Except there was number four. I could tell that my arm wasn’t right, we’d had the scare at number three, and so I stood and cursed as loud as I could for, oh, about five minutes. Michelle started crossing, so off I went ahead, managed to grab a branch, and extend my hand – this was no joke. The water was a deep as I was tall, so I perched on a rock. Michelle grabbed my hand, slipped, and as she was being prised from my grip, my right shoulder and arm extended well beyond where it should.
Off she went. Under the water for a good minute. Smashed her head twice on rocks – that I saw. Popped up. Grabbed onto a rock about fifty metres away. And she couldn’t hold on. And disappeared over a ledge.
I stood contemplating three things: Have I just watched Michelle drown? How do I find her and what if I cant and how long do I look for her? And how do I explain this to her brother?
I stood shouting, and started traversing down to the rock where I saw her disappear. I saw her bright yellow gloves waving from down below. Michelle, bloodied and battered, crawled up onto a rock and I managed to get there after about five minutes. I can’t actually recall how we finally got across that part of the river.
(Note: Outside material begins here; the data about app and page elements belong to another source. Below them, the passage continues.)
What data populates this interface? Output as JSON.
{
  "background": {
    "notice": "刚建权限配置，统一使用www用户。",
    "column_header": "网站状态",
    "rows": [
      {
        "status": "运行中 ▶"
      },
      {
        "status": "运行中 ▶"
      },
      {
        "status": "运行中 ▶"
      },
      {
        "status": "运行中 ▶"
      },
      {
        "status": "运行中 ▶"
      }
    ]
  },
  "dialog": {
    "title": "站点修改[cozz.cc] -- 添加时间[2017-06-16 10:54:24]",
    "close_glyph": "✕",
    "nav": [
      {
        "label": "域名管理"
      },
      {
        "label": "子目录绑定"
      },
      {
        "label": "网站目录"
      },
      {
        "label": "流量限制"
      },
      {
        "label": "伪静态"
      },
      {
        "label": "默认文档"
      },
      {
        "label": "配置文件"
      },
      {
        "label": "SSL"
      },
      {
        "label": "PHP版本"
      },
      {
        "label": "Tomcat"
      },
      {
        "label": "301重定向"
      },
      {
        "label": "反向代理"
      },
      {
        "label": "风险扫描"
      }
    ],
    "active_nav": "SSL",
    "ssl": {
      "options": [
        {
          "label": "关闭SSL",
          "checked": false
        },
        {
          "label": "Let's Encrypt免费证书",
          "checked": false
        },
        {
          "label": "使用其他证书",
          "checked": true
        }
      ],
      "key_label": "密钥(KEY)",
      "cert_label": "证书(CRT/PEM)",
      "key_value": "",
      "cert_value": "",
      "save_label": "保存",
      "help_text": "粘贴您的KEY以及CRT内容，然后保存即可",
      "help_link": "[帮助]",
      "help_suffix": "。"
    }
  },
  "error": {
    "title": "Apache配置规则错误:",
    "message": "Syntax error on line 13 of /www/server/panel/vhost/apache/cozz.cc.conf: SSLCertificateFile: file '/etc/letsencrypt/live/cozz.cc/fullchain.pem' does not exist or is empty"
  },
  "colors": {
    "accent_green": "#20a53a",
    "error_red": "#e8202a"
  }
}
Memory from there until Pillar Cave is non-existent, except I know she wanted to stop at Pillar Cave and I thought we should try get back. She made the right call. We never could have – the water only subsided the next day when we crossed at lunch time, and there was no way out.
Another two groups of hikers in the cave fed us, provided warm clothing and even their tent for Michelle and I to sleep in. We were both completely numb as the water we’d been immersed in for three hours was melted hail.
Later that day in the cave when I went to fill a bottle with water, my entire body started shaking – legs, hands, everything. And not from the cold alone. I climb mountains abroad whenever time and resources allow, and have done some proper ones. And this was the closest I’ve yet (touch wood) come to tragic calamity. There was no way of getting out that night, and we were just lucky that there were other people staying in Pillar Cave (one group were also there only because they were stuck like us).
It is trite to say that the Berg is dangerous and can turn on a tickie. Blah blah blah. Heard and said it a hundred times. But the reality is a different animal altogether. All told our inventory of injuries and lost apparel and gadgets was cheap at the price. A chap from a party we stopped to chat with earlier that Saturday quipped: Watch out for that black rhino – she’s got a sharp horn. True story.